What Intel is doing, in fact, is "binning" its chips, just like it does its processors.
In all likelihood, the 875P silicon will come from the same wafers and essentially be the same chips as Intel's upcoming Springdale chipset, but Springdale will be a cheaper, higher-volume product. (Springdale chipsets will differ from the 875P only in that they won't include PAT or support for ECC memory types.)
The 875P will cost a little more, and will be aimed at workstation users and enthusiasts.
Intel probably plans to pick the very fastest Canterwood/Springdale MCH (north bridge) chips and test them to verify they're capable of running with PAT enabled.
The best of those chips will be sold as 875P MCH chips.
With PAT enabled, the 875P memory controller will perform some internal memory handling tasks faster, yielding a one-clock improvement in the time for a CPU request to perform memory access and another one-clock improvement in the DRAM chip select process.
The total improvement is two clocks for each chip select (CS) process. CS happens at the beginning of a typical memory access, so cutting the CS process by two cycles could lead to real-world reductions in memory access latency.

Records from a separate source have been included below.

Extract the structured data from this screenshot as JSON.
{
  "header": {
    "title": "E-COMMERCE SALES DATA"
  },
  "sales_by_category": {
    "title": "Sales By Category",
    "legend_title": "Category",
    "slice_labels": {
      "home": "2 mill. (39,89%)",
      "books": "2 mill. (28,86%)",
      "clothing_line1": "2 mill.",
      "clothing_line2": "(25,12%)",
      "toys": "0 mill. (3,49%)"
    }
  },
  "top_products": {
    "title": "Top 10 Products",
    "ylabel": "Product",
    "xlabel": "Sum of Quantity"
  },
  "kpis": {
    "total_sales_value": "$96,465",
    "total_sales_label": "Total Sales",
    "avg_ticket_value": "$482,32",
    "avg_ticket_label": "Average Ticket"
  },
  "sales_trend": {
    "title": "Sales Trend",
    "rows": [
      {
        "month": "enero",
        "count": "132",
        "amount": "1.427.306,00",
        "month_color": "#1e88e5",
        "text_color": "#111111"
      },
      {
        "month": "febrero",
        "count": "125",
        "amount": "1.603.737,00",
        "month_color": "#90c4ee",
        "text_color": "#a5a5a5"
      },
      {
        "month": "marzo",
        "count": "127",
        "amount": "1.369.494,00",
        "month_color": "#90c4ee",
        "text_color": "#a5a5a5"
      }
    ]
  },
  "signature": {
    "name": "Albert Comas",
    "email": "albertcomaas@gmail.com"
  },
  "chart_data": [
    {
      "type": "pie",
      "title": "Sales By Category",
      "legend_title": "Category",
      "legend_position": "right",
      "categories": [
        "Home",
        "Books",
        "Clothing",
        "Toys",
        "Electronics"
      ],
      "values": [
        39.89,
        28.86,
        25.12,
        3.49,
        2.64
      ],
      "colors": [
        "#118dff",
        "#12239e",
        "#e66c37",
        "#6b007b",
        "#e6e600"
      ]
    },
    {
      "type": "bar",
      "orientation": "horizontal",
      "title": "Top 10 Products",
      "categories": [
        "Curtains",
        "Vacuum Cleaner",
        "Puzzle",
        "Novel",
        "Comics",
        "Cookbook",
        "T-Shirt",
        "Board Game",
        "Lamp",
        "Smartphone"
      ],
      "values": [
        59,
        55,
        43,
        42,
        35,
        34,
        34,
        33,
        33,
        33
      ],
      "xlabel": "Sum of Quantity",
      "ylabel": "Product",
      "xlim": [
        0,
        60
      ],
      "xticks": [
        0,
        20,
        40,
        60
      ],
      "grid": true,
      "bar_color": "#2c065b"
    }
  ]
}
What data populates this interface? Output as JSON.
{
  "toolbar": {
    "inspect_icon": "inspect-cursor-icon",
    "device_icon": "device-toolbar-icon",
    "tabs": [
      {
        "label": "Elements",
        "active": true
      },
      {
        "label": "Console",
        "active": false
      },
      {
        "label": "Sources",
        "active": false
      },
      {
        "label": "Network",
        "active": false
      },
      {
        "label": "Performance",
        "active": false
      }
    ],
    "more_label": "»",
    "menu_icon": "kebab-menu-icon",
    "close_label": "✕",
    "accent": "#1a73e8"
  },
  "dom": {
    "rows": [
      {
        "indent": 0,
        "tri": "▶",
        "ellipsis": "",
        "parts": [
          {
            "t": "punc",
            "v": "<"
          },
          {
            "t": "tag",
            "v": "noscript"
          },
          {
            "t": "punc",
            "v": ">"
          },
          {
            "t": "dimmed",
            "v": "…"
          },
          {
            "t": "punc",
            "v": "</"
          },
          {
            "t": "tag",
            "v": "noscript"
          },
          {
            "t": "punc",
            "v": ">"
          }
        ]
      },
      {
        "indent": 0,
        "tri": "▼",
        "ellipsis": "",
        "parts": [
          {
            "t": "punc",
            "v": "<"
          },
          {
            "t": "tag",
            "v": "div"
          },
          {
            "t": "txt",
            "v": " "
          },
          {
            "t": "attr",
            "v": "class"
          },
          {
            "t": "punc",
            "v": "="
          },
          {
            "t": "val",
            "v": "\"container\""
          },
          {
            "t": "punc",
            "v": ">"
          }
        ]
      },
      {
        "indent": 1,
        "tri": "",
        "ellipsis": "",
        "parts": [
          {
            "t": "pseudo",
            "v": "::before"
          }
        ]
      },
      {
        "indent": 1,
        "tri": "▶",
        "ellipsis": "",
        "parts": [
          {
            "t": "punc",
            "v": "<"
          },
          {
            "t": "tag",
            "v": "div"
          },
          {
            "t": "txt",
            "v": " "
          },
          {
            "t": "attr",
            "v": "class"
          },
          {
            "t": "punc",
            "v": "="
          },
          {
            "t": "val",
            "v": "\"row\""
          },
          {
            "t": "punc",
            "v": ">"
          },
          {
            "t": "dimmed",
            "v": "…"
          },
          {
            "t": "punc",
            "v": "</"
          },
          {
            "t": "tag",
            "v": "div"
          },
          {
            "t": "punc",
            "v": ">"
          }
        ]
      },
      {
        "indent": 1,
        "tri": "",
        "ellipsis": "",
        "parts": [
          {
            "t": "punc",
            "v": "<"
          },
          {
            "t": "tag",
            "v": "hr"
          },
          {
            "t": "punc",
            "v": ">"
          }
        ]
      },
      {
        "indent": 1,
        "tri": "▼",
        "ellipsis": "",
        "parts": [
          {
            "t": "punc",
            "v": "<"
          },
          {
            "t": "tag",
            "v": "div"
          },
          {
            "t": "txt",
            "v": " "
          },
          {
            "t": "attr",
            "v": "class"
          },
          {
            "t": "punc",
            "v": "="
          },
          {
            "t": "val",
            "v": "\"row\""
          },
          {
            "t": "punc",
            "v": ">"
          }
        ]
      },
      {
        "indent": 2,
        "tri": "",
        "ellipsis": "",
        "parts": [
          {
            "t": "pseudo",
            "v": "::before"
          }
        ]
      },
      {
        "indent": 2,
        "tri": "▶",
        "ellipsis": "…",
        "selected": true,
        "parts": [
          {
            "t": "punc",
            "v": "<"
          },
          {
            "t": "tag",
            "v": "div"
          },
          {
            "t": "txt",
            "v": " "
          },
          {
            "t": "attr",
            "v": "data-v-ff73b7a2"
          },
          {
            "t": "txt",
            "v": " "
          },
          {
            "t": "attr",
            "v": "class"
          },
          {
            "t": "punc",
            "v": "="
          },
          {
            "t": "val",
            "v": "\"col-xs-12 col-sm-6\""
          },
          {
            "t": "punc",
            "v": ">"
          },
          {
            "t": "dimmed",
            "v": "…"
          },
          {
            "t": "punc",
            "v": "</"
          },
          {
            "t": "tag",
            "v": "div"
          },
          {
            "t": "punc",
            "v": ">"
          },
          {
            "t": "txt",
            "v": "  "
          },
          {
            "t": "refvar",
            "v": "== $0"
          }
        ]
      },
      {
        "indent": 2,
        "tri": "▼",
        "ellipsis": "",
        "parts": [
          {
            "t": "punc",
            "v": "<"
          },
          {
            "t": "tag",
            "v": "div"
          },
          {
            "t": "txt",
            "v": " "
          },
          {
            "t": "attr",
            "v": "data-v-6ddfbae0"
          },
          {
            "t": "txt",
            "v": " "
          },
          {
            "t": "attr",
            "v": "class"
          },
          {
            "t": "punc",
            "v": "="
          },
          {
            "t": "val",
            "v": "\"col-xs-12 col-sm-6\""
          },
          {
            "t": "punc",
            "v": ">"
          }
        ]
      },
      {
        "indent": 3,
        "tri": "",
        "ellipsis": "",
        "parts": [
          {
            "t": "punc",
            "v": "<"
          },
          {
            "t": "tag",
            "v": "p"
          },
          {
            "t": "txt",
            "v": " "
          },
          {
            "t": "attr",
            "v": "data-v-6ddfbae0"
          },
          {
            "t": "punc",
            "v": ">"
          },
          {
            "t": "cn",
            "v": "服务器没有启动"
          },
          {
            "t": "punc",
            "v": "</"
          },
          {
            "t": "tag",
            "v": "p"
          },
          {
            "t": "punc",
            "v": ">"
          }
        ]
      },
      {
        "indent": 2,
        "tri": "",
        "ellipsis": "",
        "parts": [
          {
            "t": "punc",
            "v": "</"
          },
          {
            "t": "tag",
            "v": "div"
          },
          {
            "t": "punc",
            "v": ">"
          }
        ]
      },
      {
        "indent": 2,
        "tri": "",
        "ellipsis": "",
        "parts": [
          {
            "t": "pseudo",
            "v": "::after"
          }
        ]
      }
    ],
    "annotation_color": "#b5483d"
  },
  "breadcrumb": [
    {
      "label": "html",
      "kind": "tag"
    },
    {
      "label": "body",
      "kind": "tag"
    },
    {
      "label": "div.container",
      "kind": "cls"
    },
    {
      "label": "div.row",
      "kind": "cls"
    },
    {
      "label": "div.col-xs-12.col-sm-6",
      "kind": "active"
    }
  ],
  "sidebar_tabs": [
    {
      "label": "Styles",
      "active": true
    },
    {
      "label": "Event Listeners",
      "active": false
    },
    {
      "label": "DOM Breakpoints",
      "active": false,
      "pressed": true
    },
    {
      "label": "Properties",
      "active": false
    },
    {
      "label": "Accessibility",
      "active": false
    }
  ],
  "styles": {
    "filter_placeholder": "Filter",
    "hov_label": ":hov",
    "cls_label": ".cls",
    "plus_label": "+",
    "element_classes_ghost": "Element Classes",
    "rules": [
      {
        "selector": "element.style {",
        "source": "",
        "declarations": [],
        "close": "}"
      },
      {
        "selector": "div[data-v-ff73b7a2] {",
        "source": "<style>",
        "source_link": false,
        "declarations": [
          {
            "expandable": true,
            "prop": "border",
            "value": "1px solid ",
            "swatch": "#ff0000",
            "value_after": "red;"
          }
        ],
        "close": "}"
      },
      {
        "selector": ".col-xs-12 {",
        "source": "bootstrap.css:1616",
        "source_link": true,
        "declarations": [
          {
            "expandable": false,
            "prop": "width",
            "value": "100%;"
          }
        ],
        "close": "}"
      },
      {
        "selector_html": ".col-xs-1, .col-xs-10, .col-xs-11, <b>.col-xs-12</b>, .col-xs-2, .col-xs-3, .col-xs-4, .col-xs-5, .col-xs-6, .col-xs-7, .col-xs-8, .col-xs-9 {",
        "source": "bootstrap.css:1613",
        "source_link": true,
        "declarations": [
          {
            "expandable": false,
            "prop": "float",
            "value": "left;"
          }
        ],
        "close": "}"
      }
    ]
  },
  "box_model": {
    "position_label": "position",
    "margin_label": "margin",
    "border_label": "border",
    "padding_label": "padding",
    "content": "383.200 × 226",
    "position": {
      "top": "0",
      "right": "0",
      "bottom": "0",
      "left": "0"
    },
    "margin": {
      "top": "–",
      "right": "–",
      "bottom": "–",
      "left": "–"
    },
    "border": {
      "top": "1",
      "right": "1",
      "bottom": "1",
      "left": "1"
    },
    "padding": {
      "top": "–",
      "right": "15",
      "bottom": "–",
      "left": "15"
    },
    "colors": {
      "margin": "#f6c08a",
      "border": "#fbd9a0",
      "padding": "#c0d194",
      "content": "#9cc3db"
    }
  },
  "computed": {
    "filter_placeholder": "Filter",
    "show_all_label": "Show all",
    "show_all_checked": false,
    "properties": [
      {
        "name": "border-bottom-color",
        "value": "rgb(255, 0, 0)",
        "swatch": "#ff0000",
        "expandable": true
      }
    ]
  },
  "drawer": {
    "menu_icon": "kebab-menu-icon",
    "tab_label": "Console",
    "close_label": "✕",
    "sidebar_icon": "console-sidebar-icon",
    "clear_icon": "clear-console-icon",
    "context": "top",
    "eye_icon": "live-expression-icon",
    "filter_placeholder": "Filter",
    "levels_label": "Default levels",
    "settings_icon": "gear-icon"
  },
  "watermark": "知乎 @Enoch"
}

Intel emphasizes that 875P chipsets are tested rigorously, at full operating speed, for their ability to run with PAT enabled, so Canterwood motherboards ought to be plenty stable under normal operating conditions. Intel is also quick to point out that PAT happens internally in the memory controller, while external memory interfaces run according to their specifications.